  • Great heating system
  • Insulated water system
  • Separate bunkroom/optional additional bed
  • Happy medium between Class A and Class B


  • Two twin beds instead of a queen or king

Winter RV Buyer’s Guide

There are a couple of things to consider when choosing the best winter RV for you:

Towing or Driving

First, think about whether you want to be towing your RV or driving it. It depends on which you’re more comfortable with on winter roads.

If you’d prefer to tow your winter RV, you’ll want to choose a travel trailer or fifth wheel; otherwise, you’ll want to choose one of the Class options.

(This also depends on your current vehicle and its towing ability. Make sure you check how much weight your vehicle can tow before you commit to a trailer or fifth wheel!)

Expected Climate

Secondly, consider the temperature of your intended winter camping destinations. If you’re expecting severe temperature drops, you’ll want an easy-to winterize winter RV.

best winter RV

Winter RV FAQ

Do I have to winterize my RV before camping during the winter?

The best practice is to winterize your camper before winter camping. While it means you’ll be dry camping for the duration of your trip, it also means you eliminate the risk of burst pipes.

If your campground has a bathhouse, this is definitely your best option.

However, if your campground has no bathhouse and you intend to stay for more than a day or two, you can do your best to get away with not winterizing your camper.

Just make sure you do your research on alternative options for winterizing and keeping your pipes from freezing!

Should I put snow tires on my winter RV?

While not required, it certainly doesn’t hurt.

Regardless of whether you’re choosing to tow or drive your RV, winter roads can be treacherous.
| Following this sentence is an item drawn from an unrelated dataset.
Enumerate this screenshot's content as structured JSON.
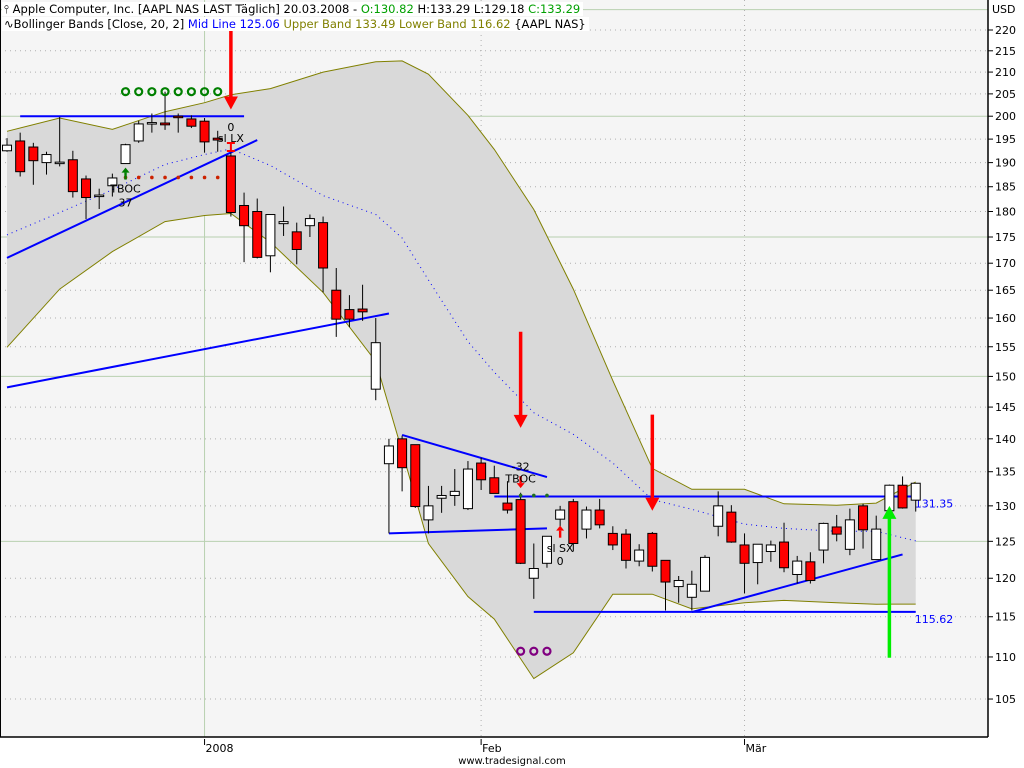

Snow tires will give you an extra helping of peace of mind before you hit the road!

Can I convert my current RV into a winter-ready RV?

In some ways, yes! You can add on your own insulation through skirting, swap out your water hose for a heated water hose, and bring in a space heater if your furnace isn’t doing the job (or is just too expensive).

Which is the Best Winter RV for You?

Once you’ve chosen the best winter RV for you, you’ll be ready to strike out on your next cold-weather camping adventure!

For more winter RV camping tips, take a look at our winter RV camping section now!